(Beginning of Data for this task)

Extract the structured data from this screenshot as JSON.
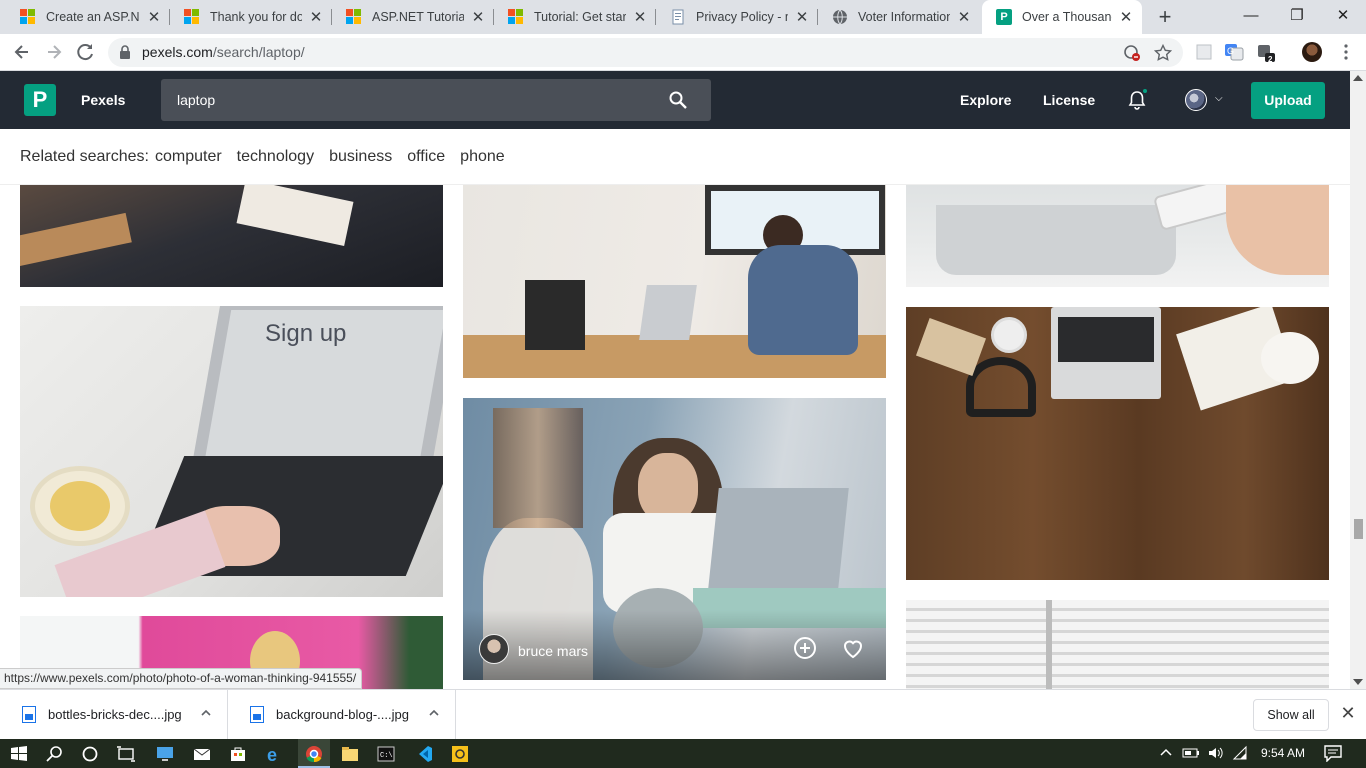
{
  "browser": {
    "tabs": [
      {
        "title": "Create an ASP.NET",
        "icon": "microsoft-icon"
      },
      {
        "title": "Thank you for dow",
        "icon": "microsoft-icon"
      },
      {
        "title": "ASP.NET Tutorial |",
        "icon": "microsoft-icon"
      },
      {
        "title": "Tutorial: Get starte",
        "icon": "microsoft-icon"
      },
      {
        "title": "Privacy Policy - my",
        "icon": "document-icon"
      },
      {
        "title": "Voter Information",
        "icon": "globe-icon"
      },
      {
        "title": "Over a Thousand L",
        "icon": "pexels-icon"
      }
    ],
    "new_tab": "+",
    "close_glyph": "✕",
    "window_controls": {
      "minimize": "—",
      "maximize": "❐",
      "close": "✕"
    },
    "url_host": "pexels.com",
    "url_path": "/search/laptop/",
    "extension_badge": "2"
  },
  "site": {
    "brand": "Pexels",
    "logo_letter": "P",
    "search_value": "laptop",
    "nav": {
      "explore": "Explore",
      "license": "License"
    },
    "upload": "Upload",
    "related_label": "Related searches:",
    "related_tags": [
      "computer",
      "technology",
      "business",
      "office",
      "phone"
    ],
    "accent": "#05a081",
    "header_bg": "#232a34"
  },
  "photos": {
    "hovered_author": "bruce mars"
  },
  "status_url": "https://www.pexels.com/photo/photo-of-a-woman-thinking-941555/",
  "downloads": {
    "items": [
      "bottles-bricks-dec....jpg",
      "background-blog-....jpg"
    ],
    "show_all": "Show all",
    "close": "✕"
  },
  "taskbar": {
    "time": "9:54 AM"
  }
}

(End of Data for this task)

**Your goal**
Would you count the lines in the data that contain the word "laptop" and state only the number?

**The answer**
2